But when you have such a high rent, it’s like, there’s not a lot of room for growth and you’re already leading the pack. And then all of a sudden, overnight, everybody can work remotely in this city. And then on top of that you know, there’s riots or whatever may be happening. And then the fear of high population density areas being more impacted by COVID-19 and just like that, you know, if somebody had all their investments wrapped up in Silicon Valley, like that is painful. So it’s pretty, it’s pretty incredible and amazing. Just to see this kind of quick impact on the rental market and real estate markets and it’s you know, not one that anybody would have predicted. So when I was talking to that one guy who runs a remote conference, he was saying that this is the time if you were to invest internationally, where you’re going to get high C level or high paying individuals who are going to want to live in Bali or are going to want to live in this, you know a community in Mexico, that’s going to have, you know, all these amenities and it’s going to cost them half of what their tiny apartment in New York or San Francisco cost them.
Eric Worral: (07:29)
So he said that this is where you’re going to see a kind of that Tim Ferris, The 4-Hour Workweek. You know, if you’re familiar with that reference, basically, you know being able to live in Thailand and live like a king on a good salary back home kind of thing. So really interesting stuff. I’m going to be watching this for sure over the coming six months, just to see what happens. And I actually landed on a blog post too. It was like Top 10 Reasons to Move to Mexico. And you know, it lays out some pretty interesting stuff. As far as like healthcare affordable housing, low cost of living, you can actually drive to the US depending on, you know, where Mexico, you are, beautiful beaches, rich fiber, and expat havens or strongholds can be found in several areas of the country.
Eric Worral: (08:13)
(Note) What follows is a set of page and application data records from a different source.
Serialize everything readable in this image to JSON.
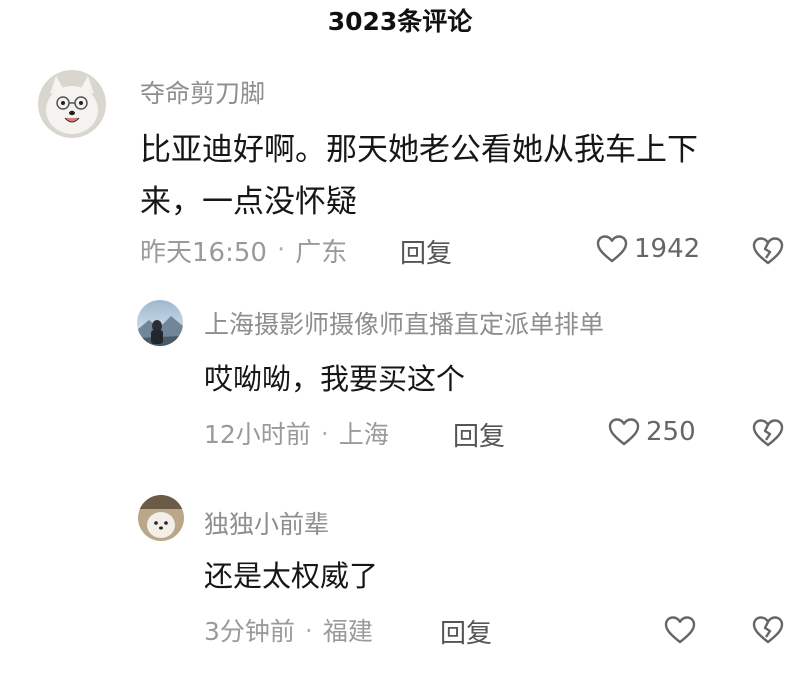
{
  "header": {
    "title": "3023条评论"
  },
  "comments": [
    {
      "username": "夺命剪刀脚",
      "lines": [
        "比亚迪好啊。那天她老公看她从我车上下",
        "来，一点没怀疑"
      ],
      "time": "昨天16:50",
      "location": "广东",
      "reply_label": "回复",
      "likes": "1942"
    },
    {
      "username": "上海摄影师摄像师直播直定派单排单",
      "lines": [
        "哎呦呦，我要买这个"
      ],
      "time": "12小时前",
      "location": "上海",
      "reply_label": "回复",
      "likes": "250"
    },
    {
      "username": "独独小前辈",
      "lines": [
        "还是太权威了"
      ],
      "time": "3分钟前",
      "location": "福建",
      "reply_label": "回复",
      "likes": ""
    }
  ],
  "separator": "·",
  "icons": {
    "like": "heart-outline-icon",
    "dislike": "broken-heart-icon"
  }
}
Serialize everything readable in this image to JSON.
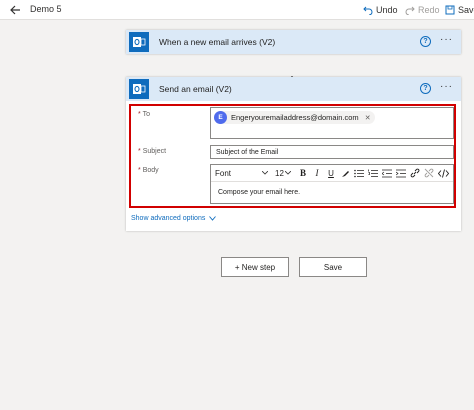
{
  "topbar": {
    "flow_name": "Demo 5",
    "undo_label": "Undo",
    "redo_label": "Redo",
    "save_label": "Save"
  },
  "trigger_card": {
    "title": "When a new email arrives (V2)"
  },
  "action_card": {
    "title": "Send an email (V2)",
    "to_label": "To",
    "to_chip_initial": "E",
    "to_chip_text": "Engeryouremailaddress@domain.com",
    "subject_label": "Subject",
    "subject_value": "Subject of the Email",
    "body_label": "Body",
    "font_value": "Font",
    "font_size_value": "12",
    "body_value": "Compose your email here.",
    "advanced_link": "Show advanced options",
    "required_marker": "*"
  },
  "footer": {
    "new_step_label": "+ New step",
    "save_label": "Save"
  },
  "colors": {
    "header_bg": "#dbe9f7",
    "outlook_blue": "#0f6cbd",
    "highlight_red": "#d10000",
    "chip_avatar": "#4f6bed"
  }
}
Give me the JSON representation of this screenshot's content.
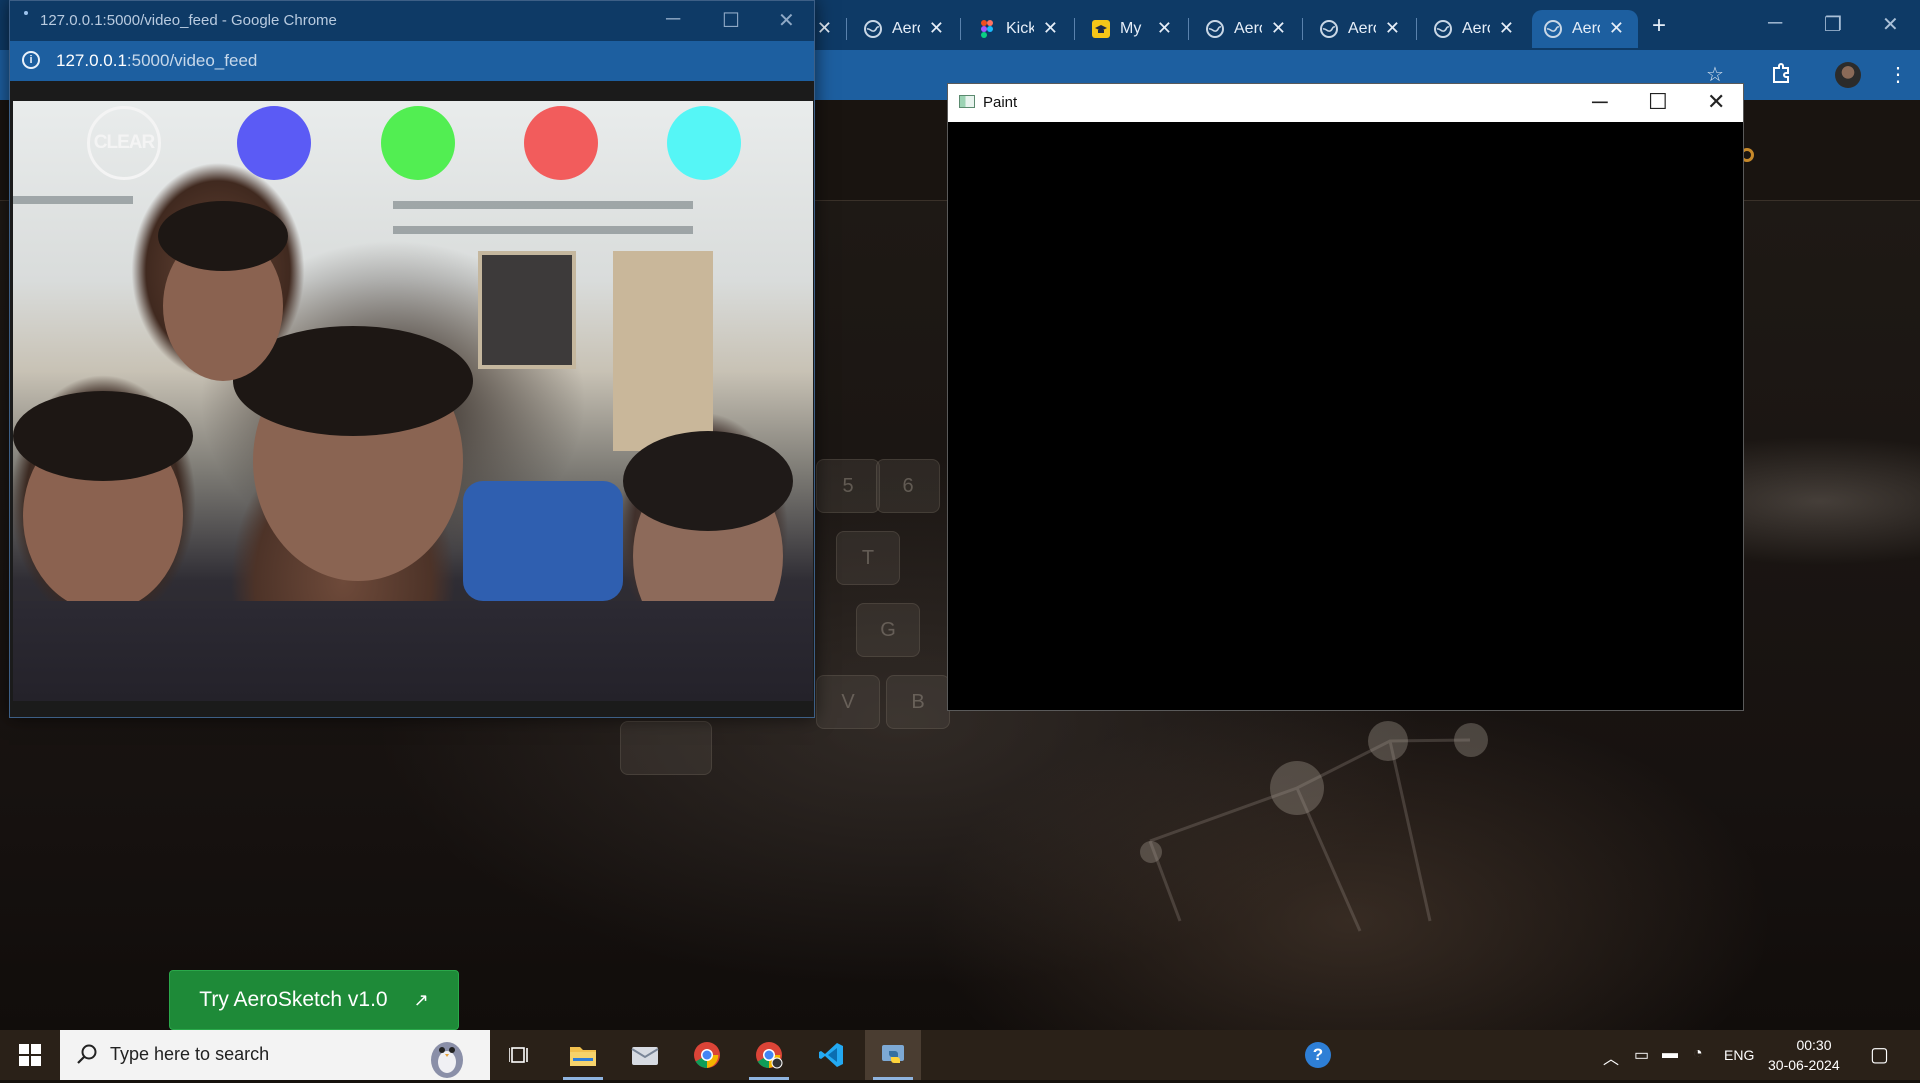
{
  "background_browser": {
    "tabs": [
      {
        "title": "",
        "icon": "close-only"
      },
      {
        "title": "Aero",
        "icon": "globe-icon"
      },
      {
        "title": "Kick",
        "icon": "figma-icon"
      },
      {
        "title": "My",
        "icon": "cap-icon"
      },
      {
        "title": "Aero",
        "icon": "globe-icon"
      },
      {
        "title": "Aero",
        "icon": "globe-icon"
      },
      {
        "title": "Aero",
        "icon": "globe-icon"
      },
      {
        "title": "Aero",
        "icon": "globe-icon",
        "active": true
      }
    ],
    "new_tab_label": "+",
    "cta_label": "Try AeroSketch v1.0",
    "cta_arrow": "↗"
  },
  "video_window": {
    "title": "127.0.0.1:5000/video_feed - Google Chrome",
    "url_host": "127.0.0.1",
    "url_rest": ":5000/video_feed",
    "clear_label": "CLEAR",
    "swatches": [
      {
        "name": "blue",
        "color": "#5b5bf5"
      },
      {
        "name": "green",
        "color": "#52ee52"
      },
      {
        "name": "red",
        "color": "#f25c5c"
      },
      {
        "name": "cyan",
        "color": "#55f6f6"
      }
    ]
  },
  "paint_window": {
    "title": "Paint"
  },
  "taskbar": {
    "search_placeholder": "Type here to search",
    "language": "ENG",
    "time": "00:30",
    "date": "30-06-2024"
  },
  "colors": {
    "tabstrip": "#0e3a66",
    "toolbar": "#1d5fa0",
    "cta_green": "#1e8a38",
    "taskbar": "#2a2118"
  }
}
So if you were thinking about investing internationally probably where those ex-pat havens are, might be kind of colonies where you might see more Americans moving to, you know, I, I just, I think it’s really interesting. You’re going to see some, all of a sudden big time money moving into Mexico or different areas for people that are, you know, working for Google and Twitter, Facebook, what have you. So it’ll be fascinating to see how this all plays out. I will link to all of the mentioned articles that I’ve mentioned here. I will let you know that the one does have a paywall on it. Which one was it here at? The San Francisco Chronicle? Yeah, that’s what it was. So if you’re looking for the, on San Francisco, it might be a little gated, but yeah, super interesting stuff.
Eric Worral: (09:01)
I’ll definitely be keeping an eye on it and yeah, let me know what you guys think in the comments on the actual blog post. So we always send those out with the newsletter. If you’re wanting to check out where this is on our blog and yeah, we always look forward to hearing your guys’ feedback and seeing what you think as well. All right. Well, hopefully, hopefully if you’re listening to this, you don’t own a lot of real estate in those cities. Cause I know this is a really big buzz kill episode. But of course, anytime there’s, you know, the tides go in and out, there’s always changes and opportunities and there might be some future opportunities for you to reinvest in areas that are going to become more popular as well. Talking to you, Texas and Florida. You heard it here. Probably not first, but you heard it here. All right, guys, I look forward to catching up with you next week. I hope you have a great week and take care.